Dispelling the Mystery
“Something unknown is doing we don't know what.”
This sentiment from British scientist, Arthur Eddington, just about sums up the state of affairs in our world. There is so much we don't know, and the reason for that is twofold: there is too much new and sensational information coming at us 24/7, and we honestly don't want to know the back story on any of it. Many of us in the West look at the world and ask, “How did we get here? How did this happen?” But when historians tell us, we yawn and change the subject. Our history books are carefully written to remove incriminating information, and much is done behind closed doors and on secret battlefields. One reason we are in turmoil is that cell phones now come with cameras, and social media is accessible to anyone. We still don't get the whole story, but we cannot deny what is before our very eyes. If we could deny it, we would.
I don't think this means we are brain-dead or heartless, only that we are in denial about the true nature of life for the vast majority of people on planet Earth. Those of us whose needs are met don't want to think about the ones whose needs are not met. Those of us whose needs are not met feel intense anger about those who have so much and care so little. And now, that anger has reached a tipping point and is spilling out into the streets in almost every country in the world. There is no reason to be mystified about this manifestation of anger, it's been building for decades—we just didn't want to see it, so we didn't.

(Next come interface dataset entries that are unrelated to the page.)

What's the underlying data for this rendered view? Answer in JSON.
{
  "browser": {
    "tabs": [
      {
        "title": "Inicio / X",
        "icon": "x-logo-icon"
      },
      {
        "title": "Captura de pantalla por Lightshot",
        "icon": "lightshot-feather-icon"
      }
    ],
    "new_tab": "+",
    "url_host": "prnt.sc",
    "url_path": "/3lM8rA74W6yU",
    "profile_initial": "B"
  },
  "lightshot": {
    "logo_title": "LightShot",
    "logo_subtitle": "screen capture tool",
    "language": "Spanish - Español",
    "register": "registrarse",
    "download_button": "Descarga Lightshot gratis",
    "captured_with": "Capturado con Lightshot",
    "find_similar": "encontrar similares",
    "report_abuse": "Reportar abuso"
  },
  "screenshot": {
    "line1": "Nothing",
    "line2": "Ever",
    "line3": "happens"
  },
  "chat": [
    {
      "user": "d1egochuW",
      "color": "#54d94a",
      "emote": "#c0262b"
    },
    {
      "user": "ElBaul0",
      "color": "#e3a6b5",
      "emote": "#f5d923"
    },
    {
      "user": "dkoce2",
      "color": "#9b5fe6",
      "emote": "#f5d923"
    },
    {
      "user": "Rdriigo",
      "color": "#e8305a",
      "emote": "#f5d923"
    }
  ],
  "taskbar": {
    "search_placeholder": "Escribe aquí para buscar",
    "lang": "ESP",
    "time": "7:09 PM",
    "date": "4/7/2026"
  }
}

In the words of Arthur Eddington, “We have found a strange footprint on the shores of the unknown.” We live in a world that must come together, or perish together. Humanity gets to make that decision. In order to do that, our eyes and our hearts must be open, and we must tolerate hearing the whole story and not just the parts we want to hear. All our good minds must work together rather than deny. And, we must pray for the angels of our better nature to guide us on the way.
In the Spirit,